Like regular soft drinks, energy drinks are mostly water and sugar, but with larger amounts of caffeine -- up to three times the amount of caffeine found in cola. Caffeine is the main active ingredient and they may also include other substances such as taurine, B-complex vitamins, and herbal supplements. The amount of caffeine in soft drinks is regulated, but some energy drinks are marketed as dietary supplements so they can legally have larger amounts of caffeine than if they were sold as soft drinks.
According to published research, small doses of caffeine can have positive effects on children by improving attention, but caffeine can also increase blood pressure and cause sleep disturbances (especially late at night -- try a bedtime snack instead of an energy drink). And more is not better. Larger doses of caffeine may reduce physical reaction time.
So, the full danger of caffeine and energy drinks isn't completely clear. Potential areas of concern for kids who consume large amounts of caffeine from energy drinks include cardiovascular effects, potential effect on bone health, and possible interactions with medications used for attention deficit hyperactivity disorder. The excess sugar may lead to weight gain and obesity and put the child at risk for developing cavities of the teeth.
Children and teens should keep their caffeine consumption to less than 100 milligrams per day, and since there is a lack of safety information, frequent energy drink consumption should be discouraged.
Energy Drink AlternativesWater is calorie-free, needs no artificial preservatives or flavorings, and is inexpensive. Most tap water is safe to drink and filtered drinking water is available in large bottles in most grocery stores. Fruit juice can be a good source of vitamins and minerals, but it can have as many calories per serving as sugary soft drinks, so you have to keep an eye on the serving size. Low-fat and non-fat milk are nutritious drinks and they give kids calcium and vitamin D they need for strong bones, healthy teeth, and normal nerve and muscle function. Kids who can't drink milk might try soy milk, rice milk or almond milk. These beverages are usually fortified with calcium and vitamin D - but read the label to be sure.

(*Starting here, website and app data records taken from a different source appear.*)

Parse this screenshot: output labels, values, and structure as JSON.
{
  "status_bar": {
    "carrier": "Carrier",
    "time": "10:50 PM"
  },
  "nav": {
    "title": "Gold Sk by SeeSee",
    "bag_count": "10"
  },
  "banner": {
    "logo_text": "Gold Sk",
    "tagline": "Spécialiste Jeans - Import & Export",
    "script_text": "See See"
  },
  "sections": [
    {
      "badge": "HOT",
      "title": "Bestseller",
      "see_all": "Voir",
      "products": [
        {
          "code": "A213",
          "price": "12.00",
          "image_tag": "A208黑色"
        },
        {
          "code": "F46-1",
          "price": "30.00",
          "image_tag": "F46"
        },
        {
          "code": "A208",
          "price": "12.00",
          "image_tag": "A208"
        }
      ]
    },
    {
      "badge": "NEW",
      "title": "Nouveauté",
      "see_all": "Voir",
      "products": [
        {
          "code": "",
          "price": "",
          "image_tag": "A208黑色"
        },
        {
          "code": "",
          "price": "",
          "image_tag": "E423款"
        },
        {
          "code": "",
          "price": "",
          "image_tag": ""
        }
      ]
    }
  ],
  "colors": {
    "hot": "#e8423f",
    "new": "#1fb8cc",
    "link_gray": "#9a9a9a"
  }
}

Cinteza E. "Update in pediatrics: to take or not to take soft drinks, sports or energy drinks?" Maedica (Buchar). 2011 Apr;6(2):157-8.
Seifert SM, Schaechter JL, Hershorin ER, Lipshultz SE. "Health Effects of Energy Drinks on Children, Adolescents, and Young Adults." Pediatrics. 2011 Feb 14.